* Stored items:
- Opening Delimiter -
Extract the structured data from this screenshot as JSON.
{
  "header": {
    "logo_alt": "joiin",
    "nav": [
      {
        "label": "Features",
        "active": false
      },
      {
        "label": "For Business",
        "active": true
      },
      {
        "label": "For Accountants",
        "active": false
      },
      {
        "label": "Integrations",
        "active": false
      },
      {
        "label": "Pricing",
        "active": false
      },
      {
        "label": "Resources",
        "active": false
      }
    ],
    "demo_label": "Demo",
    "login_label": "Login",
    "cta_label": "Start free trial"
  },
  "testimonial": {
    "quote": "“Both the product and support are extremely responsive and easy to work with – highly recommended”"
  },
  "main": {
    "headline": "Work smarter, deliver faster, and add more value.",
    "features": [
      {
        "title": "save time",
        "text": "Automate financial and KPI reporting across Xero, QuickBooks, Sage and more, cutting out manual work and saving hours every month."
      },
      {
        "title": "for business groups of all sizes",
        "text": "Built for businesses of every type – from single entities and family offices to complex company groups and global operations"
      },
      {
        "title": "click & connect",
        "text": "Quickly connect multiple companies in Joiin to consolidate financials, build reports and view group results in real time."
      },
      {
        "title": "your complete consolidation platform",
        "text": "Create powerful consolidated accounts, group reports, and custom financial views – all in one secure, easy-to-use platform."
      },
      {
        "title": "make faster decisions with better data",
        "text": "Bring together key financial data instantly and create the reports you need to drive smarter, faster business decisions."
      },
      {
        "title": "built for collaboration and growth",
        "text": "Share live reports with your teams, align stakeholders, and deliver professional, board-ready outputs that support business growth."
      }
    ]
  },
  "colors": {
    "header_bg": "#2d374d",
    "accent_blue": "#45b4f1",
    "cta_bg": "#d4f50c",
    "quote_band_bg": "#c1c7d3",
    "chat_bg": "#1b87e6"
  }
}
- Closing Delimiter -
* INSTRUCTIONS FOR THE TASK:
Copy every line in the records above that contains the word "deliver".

* ANSWER SECTION:
    "headline": "Work smarter, deliver faster, and add more value.",
        "text": "Share live reports with your teams, align stakeholders, and deliver professional, board-ready outputs that support business growth."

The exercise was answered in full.